“I actually encourage my students to use generative AI while writing papers, even for drafting comments on patients,” Thyagarajan said, stressing the enhanced productivity such tools offer. “We must figure out how to use generative AI to improve our productivity. I think that is the key thing.” He reflected that if in the 1990s some investigators decided they were not going to use Microsoft Word, “You're just not going to be competent. You wouldn't have been competitive for very long. And I think the same thing applies here.”
Thyagarajan uses Google Bard as an assist tool – a hybrid approach -- in doing genomic interpretation and differential diagnosis, the process of differentiating between two or more conditions that share similar signs or symptoms. “I put in patient symptoms, ask what the differential diagnosis is, what is recommended, and it gives pretty good results,” he said.
What does Thyagarajan hope to see in 20 years, at the 40th anniversary of the HGP’s completion?
“I’m hoping that in the next 20 years, all these investments and advances in diagnostics like pan-cancer screening will be getting translated into improvements in patient care and patient treatments,” he said. It may take that much time, but he believes the time will come.
In the research arena, the ability of investigators to generate information far outstrips their ability to convert that information into knowledge, he said. “There is so much omics data already available in the public domain. And yet, we have not been able to take all that information and synthesize it to advance our understanding of biology. We are in the infancy of figuring out how we can use multi-omics data to take the next step.”
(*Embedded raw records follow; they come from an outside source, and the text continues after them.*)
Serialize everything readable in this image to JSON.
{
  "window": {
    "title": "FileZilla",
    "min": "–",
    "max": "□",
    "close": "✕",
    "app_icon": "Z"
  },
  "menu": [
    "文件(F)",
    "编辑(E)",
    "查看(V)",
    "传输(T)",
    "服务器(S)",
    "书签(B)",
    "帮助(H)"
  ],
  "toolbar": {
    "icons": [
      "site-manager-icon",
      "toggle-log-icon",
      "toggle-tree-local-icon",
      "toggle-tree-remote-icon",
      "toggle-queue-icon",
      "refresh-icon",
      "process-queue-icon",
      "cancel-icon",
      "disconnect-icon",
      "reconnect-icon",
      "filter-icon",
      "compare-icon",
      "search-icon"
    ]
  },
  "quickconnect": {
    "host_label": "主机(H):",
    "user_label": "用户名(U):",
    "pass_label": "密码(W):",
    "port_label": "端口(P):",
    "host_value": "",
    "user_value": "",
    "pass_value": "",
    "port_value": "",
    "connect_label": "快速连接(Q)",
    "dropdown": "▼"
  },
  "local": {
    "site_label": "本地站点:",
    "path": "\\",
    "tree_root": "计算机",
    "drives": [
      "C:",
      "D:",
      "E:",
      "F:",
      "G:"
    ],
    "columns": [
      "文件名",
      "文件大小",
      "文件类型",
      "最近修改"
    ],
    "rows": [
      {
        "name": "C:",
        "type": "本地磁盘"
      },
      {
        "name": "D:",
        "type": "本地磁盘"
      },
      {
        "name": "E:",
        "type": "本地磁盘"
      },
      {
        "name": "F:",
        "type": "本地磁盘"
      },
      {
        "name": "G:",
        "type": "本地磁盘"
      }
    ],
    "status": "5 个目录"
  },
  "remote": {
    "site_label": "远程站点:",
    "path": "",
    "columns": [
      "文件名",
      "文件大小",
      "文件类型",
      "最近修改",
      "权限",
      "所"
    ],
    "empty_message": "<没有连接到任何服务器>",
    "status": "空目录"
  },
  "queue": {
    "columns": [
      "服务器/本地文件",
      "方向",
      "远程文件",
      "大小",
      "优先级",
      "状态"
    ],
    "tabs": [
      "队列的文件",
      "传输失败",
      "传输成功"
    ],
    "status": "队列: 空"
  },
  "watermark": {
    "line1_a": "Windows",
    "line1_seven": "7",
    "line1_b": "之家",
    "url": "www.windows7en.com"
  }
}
That step invariably will combine ideas and ingenuity, which ARDL has demonstrated over the decades, with AI, which borrows from the unparalleled connectivity and signal processing of the human brain, a creative force like none other.
The image at the top of this story is from the cover of the February 15, 2001 edition of Nature entitled “the human genome.”